I spent the morning on Antelope Island State Park looking for birds to photograph but my best bird of the day was at a pond close to where I live. I took several hundred images of a female Belted Kingfisher looking for and catching prey while it was bright and sunny yesterday afternoon.
This female kingfisher may be the same kingfisher that I photographed last year at the same pond although the kingfisher from last year had more red in the breast band beneath her white neck which indicates a younger bird and the one I photographed yesterday was in adult plumage.
I can’t be certain of but the kingfisher I photographed yesterday is most likely the same bird who has matured and acquired her adult plumage and has come back to her known hunting grounds.
The female kingfisher made several attempts to catch prey and she missed a few times and after a miss she would fly back into the trees that are on the edge of the pond. A few times she was fairly close.
And at times she was a little further away and more out in the open.
(In the interest of full disclosure I did clone out a tip of an out of focus branch on the left side of this frame that I felt detracted from the overall clean lines of this photo.)
At one point I heard a child on the other side of the pond excitedly yelling to his friends to look at the “woodpecker” and a woman, who may or may not have been his mom, gently corrected him and told them all that the bird was a kingfisher. I hope that boy remembers the kingfisher and that seeing her ignited a curiosity about birds in him and his friends.
The female Belted Kingfisher did catch a fish while I photographed her and she brought her prey to a branch in the tree to devour it. It sure didn’t take her long to swallow it whole.
The kingfisher seems to have a few favorite perches and those appear to be the ones where she can perch high and have an unobstructed view of the pond below. Right after this image was taken the female kingfisher flattened her crest which I have come to know is an indicator that the kingfisher might take flight to dive for prey so I got ready to try and capture the moment of take off.

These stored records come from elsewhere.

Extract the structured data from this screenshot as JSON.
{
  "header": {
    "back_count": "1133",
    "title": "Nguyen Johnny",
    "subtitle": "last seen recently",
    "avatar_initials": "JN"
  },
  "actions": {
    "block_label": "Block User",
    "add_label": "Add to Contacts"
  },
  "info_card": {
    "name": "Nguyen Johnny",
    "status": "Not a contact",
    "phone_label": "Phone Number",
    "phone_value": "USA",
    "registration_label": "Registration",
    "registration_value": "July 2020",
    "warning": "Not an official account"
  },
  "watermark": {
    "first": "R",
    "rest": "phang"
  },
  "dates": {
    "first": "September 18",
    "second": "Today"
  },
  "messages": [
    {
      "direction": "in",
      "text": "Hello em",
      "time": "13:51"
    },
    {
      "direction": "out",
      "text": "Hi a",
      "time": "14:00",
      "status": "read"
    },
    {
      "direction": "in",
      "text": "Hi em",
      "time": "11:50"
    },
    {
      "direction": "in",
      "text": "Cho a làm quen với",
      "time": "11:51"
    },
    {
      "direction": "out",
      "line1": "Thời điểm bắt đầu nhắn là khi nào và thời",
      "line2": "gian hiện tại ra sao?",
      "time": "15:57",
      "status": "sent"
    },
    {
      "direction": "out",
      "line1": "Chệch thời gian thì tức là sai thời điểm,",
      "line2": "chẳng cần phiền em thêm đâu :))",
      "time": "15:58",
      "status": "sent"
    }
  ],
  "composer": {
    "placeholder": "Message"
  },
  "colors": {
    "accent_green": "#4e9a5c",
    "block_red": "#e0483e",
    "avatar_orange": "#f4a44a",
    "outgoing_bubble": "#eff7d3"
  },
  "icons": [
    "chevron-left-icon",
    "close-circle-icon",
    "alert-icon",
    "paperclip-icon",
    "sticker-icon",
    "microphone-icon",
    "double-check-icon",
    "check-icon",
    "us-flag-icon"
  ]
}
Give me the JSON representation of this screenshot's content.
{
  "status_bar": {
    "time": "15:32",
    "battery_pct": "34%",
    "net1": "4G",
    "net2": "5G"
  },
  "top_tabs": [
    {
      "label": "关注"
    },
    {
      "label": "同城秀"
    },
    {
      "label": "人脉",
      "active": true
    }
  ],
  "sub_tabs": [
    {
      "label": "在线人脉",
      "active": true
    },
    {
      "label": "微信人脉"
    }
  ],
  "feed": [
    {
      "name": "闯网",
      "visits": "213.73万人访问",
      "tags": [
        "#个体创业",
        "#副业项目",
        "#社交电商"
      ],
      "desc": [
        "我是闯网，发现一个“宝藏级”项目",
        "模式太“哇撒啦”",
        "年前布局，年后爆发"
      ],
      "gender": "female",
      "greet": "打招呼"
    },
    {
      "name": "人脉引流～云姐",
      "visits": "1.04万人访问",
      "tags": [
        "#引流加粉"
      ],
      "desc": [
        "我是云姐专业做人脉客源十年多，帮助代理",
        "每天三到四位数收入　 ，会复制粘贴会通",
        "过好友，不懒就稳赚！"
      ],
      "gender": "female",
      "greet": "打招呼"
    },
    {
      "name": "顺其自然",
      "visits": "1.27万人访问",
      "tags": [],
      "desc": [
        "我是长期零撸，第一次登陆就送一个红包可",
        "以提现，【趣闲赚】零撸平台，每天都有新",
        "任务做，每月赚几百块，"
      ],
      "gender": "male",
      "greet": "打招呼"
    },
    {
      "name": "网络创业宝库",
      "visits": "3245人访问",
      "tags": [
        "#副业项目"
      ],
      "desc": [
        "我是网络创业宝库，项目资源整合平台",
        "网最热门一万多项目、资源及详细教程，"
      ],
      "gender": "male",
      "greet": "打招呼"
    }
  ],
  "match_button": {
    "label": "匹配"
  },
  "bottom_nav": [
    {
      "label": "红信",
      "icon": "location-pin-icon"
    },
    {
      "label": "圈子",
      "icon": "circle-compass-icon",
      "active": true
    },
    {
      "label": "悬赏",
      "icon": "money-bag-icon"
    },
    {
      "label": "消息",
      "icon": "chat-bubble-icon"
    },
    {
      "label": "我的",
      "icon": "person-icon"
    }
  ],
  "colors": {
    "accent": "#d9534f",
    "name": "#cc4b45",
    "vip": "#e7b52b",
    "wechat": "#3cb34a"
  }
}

This photo shows the flattened crest with the kingfisher squatted a little and leaning forward.
I was able to photograph the split second where she launched herself from the perch in to flight. Her tiny feet were just millimeters away from the branch she had been perched on. I hope this female kingfisher hangs around for several weeks and allows me to take more images of her.
Life is good.
Spring has arrived early here in the Salt Lake City area, our highs are predicted to be between 14 and 22 degrees warmer than our historical average for the rest of this week. Nice weather for photographing birds but worrisome because the snow in the high country will be melting too early and too fast.
(insert sarcasm) Sure, there is no such thing as climate change.